■ WHAT TO PRODUCE
Scan the entries for the word "Serial" and return every line that has it.

Items listed in a dataset:
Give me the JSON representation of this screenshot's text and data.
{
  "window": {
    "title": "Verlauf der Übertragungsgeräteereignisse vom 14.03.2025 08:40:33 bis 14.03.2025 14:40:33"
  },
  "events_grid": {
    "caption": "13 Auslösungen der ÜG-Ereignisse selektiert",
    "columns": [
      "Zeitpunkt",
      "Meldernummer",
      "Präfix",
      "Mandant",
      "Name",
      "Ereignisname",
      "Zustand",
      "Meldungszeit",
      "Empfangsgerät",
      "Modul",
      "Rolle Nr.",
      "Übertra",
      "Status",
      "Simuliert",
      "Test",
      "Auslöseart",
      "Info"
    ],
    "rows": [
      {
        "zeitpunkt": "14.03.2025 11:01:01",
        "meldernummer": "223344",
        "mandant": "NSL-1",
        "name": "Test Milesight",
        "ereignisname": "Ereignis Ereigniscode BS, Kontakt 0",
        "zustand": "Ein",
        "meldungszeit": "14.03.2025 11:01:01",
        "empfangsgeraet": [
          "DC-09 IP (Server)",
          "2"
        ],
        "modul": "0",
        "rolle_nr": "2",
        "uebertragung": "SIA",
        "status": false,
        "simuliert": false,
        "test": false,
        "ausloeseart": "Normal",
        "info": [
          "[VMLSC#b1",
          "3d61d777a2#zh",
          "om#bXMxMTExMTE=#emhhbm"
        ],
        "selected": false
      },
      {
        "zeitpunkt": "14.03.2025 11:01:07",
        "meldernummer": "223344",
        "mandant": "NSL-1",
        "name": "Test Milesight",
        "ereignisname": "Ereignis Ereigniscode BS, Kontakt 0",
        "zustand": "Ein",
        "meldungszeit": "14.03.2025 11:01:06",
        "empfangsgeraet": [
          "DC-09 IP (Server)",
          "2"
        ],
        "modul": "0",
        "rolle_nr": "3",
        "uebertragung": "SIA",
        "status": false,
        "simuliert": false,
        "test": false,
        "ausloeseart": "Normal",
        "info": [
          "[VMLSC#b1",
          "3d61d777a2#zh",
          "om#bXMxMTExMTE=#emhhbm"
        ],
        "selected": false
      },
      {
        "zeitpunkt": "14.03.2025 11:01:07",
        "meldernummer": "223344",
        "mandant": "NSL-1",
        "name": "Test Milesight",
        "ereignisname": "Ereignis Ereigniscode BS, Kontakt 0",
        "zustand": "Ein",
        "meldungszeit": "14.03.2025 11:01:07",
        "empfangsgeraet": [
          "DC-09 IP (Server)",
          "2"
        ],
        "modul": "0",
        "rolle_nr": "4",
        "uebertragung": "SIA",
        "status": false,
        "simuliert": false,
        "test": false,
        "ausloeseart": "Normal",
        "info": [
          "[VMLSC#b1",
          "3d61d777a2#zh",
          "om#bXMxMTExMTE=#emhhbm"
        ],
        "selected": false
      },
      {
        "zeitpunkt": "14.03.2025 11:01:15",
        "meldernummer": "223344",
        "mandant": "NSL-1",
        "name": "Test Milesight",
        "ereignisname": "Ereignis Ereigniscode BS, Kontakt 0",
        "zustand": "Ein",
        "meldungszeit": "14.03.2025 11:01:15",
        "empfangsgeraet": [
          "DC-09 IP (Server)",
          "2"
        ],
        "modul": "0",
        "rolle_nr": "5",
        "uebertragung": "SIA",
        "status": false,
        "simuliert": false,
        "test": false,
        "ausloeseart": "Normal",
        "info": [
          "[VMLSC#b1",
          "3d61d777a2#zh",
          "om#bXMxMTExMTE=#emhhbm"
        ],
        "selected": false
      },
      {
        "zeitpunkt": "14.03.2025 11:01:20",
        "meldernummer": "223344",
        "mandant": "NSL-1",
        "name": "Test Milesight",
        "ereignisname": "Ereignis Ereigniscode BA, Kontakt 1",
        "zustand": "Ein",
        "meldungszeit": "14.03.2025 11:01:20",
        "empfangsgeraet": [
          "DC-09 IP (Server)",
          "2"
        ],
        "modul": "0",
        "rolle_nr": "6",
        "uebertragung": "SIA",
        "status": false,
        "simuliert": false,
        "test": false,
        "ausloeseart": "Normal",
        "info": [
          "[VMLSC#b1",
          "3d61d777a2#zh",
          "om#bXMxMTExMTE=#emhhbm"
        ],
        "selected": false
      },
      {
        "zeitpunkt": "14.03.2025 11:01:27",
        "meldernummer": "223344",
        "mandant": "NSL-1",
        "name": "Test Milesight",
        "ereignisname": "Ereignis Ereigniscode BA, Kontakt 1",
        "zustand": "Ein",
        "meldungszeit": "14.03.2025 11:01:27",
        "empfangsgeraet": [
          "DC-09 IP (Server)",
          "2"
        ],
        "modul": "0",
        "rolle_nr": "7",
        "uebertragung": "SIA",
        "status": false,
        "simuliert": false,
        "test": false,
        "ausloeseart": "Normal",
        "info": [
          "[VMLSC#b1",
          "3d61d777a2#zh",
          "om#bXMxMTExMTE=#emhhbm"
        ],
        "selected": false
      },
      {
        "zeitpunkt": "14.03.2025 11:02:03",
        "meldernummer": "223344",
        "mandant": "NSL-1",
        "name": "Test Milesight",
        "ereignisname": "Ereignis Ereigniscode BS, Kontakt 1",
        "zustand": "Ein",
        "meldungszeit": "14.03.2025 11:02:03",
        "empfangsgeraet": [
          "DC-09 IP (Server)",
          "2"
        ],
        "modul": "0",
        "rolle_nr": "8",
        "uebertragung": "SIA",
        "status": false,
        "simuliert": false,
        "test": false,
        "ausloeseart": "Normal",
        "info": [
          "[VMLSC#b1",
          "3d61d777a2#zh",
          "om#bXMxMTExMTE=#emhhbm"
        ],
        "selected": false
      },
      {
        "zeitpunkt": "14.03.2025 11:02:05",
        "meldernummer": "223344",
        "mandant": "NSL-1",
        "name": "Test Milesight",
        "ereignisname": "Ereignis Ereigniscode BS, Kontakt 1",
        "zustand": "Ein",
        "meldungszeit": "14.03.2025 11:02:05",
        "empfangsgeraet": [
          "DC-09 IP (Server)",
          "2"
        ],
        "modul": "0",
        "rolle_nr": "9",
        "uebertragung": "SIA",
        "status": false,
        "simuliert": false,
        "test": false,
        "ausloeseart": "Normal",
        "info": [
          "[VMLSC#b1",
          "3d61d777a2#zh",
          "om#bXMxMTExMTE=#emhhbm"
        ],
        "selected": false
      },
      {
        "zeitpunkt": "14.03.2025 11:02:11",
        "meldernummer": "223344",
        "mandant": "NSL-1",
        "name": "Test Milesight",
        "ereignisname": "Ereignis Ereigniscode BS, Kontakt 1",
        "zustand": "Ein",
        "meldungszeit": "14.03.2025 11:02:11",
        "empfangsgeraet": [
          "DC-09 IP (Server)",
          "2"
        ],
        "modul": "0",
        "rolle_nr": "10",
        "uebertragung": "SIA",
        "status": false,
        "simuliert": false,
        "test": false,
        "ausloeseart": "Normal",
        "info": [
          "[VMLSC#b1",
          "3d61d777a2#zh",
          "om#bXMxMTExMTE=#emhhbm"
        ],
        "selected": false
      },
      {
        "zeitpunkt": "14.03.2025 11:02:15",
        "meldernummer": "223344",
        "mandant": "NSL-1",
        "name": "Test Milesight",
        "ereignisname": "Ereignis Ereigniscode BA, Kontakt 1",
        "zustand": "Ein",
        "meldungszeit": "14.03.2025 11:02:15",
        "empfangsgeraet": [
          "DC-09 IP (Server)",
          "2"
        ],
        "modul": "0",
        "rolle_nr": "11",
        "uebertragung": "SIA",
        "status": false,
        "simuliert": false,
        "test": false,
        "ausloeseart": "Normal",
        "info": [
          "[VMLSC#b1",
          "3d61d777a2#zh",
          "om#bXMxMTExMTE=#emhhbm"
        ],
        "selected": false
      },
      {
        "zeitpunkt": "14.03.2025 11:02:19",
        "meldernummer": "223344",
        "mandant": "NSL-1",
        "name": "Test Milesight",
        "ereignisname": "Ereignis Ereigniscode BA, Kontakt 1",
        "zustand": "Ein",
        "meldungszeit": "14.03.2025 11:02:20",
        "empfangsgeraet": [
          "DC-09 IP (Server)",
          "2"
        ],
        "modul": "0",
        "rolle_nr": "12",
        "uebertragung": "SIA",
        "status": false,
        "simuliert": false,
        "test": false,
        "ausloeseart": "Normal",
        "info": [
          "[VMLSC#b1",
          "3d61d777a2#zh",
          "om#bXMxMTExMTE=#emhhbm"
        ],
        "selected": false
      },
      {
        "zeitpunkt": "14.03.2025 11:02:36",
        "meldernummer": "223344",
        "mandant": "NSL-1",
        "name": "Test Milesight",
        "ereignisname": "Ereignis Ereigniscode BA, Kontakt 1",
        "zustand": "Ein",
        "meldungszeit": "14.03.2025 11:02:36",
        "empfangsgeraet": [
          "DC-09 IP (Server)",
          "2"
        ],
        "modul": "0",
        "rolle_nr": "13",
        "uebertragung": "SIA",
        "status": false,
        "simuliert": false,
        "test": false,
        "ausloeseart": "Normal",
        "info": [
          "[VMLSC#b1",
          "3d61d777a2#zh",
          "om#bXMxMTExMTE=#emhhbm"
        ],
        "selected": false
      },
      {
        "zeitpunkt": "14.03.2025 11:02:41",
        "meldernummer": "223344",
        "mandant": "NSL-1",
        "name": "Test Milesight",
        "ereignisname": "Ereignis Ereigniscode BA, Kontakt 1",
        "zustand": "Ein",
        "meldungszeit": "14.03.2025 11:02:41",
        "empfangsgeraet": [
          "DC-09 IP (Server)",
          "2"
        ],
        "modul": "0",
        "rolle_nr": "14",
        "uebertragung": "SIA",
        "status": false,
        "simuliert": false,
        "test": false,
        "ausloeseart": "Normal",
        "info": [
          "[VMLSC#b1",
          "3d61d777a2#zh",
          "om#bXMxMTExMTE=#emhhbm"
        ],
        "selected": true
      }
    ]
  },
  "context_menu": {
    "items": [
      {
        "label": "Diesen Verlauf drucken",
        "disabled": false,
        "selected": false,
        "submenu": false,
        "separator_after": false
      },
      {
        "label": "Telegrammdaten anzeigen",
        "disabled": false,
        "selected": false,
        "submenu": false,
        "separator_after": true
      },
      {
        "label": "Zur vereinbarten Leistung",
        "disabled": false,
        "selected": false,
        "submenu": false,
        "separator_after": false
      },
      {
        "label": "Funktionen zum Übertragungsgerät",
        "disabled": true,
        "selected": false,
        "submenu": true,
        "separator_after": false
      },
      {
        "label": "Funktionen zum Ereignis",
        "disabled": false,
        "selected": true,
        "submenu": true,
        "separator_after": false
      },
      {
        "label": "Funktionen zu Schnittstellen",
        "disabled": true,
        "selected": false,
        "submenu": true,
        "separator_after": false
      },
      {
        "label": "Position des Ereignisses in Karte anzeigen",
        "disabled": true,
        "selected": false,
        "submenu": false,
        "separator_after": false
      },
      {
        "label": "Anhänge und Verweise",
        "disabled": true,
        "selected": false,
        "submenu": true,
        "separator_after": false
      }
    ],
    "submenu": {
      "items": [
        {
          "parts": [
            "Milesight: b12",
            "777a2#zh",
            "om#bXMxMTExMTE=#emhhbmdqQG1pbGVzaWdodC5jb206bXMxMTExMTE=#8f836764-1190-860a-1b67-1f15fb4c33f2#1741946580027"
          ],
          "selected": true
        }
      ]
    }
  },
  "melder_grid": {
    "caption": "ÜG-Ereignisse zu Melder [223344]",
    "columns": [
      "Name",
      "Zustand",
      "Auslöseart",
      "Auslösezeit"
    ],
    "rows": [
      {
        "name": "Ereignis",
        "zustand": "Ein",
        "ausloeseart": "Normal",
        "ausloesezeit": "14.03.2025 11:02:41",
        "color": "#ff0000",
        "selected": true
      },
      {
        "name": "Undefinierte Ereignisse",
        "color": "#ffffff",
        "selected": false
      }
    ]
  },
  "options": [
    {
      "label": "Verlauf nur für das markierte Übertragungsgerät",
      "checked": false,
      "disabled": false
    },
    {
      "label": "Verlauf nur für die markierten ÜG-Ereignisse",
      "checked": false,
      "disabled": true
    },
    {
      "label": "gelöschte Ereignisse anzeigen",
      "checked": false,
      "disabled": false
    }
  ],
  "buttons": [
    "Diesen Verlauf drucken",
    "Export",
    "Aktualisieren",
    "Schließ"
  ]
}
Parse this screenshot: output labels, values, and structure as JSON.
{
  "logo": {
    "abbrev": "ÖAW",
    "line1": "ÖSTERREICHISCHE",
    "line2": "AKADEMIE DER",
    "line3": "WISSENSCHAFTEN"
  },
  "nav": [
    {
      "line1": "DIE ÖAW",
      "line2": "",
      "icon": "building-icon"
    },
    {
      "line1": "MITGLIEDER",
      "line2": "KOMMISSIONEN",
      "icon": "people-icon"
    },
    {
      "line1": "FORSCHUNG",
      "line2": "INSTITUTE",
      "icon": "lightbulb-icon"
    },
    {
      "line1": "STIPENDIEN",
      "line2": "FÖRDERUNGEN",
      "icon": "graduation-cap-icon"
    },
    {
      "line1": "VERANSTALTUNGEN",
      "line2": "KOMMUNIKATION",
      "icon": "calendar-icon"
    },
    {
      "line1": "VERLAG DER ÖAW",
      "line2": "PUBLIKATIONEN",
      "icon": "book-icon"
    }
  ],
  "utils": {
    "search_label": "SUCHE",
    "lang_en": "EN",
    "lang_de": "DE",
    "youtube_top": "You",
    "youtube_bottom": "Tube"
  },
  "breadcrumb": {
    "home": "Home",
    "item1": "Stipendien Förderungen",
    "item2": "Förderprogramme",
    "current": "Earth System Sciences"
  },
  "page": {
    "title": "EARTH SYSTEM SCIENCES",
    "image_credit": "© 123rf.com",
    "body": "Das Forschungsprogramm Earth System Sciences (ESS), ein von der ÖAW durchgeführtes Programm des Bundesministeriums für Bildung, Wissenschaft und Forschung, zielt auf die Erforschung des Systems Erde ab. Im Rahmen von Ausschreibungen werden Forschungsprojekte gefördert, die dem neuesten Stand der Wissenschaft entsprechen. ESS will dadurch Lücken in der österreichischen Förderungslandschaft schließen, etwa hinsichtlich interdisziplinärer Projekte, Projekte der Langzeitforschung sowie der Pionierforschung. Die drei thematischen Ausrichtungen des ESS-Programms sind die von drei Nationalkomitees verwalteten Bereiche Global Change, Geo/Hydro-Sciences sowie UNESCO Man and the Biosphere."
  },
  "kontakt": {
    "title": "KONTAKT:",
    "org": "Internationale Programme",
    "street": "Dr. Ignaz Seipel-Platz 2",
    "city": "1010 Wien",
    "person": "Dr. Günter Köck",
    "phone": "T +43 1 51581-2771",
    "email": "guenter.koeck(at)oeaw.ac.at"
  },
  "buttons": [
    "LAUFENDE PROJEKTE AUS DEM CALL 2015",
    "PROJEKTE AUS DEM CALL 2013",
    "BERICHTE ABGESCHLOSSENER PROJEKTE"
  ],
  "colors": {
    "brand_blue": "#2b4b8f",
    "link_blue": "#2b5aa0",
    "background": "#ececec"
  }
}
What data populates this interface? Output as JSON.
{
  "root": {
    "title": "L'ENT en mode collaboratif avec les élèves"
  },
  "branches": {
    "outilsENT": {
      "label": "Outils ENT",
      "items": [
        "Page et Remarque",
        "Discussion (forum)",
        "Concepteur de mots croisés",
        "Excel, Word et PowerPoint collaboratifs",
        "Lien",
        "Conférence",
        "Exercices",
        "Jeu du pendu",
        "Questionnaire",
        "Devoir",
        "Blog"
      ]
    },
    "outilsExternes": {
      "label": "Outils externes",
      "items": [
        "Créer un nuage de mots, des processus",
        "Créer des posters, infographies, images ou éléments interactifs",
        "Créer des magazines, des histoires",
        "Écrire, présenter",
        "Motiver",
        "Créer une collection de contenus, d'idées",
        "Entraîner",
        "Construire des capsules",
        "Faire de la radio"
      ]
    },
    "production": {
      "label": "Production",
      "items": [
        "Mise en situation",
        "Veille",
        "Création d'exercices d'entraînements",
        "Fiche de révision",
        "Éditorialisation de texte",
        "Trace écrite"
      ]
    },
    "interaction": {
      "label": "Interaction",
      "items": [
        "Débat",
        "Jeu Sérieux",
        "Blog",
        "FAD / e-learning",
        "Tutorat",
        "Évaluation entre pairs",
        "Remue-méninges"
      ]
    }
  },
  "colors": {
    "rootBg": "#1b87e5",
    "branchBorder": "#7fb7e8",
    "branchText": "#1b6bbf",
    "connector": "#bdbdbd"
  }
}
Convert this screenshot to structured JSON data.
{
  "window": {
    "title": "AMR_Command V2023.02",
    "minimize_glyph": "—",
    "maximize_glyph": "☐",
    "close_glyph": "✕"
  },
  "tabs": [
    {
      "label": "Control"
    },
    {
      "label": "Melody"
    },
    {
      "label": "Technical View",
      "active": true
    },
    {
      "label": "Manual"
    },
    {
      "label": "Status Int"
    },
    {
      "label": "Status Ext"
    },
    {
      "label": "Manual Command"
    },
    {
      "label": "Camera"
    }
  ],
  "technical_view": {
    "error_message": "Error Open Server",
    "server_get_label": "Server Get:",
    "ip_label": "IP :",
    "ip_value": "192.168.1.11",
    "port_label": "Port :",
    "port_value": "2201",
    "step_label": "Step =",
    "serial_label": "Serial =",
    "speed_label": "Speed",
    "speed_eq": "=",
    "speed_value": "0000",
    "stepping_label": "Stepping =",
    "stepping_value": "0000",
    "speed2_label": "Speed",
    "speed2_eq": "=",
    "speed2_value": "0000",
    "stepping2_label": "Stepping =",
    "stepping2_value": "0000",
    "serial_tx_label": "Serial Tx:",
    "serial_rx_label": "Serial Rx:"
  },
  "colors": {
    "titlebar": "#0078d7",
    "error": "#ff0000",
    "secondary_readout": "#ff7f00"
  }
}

■ PROBLEM SOLUTION
    "serial_label": "Serial =",
    "serial_tx_label": "Serial Tx:",
    "serial_rx_label": "Serial Rx:"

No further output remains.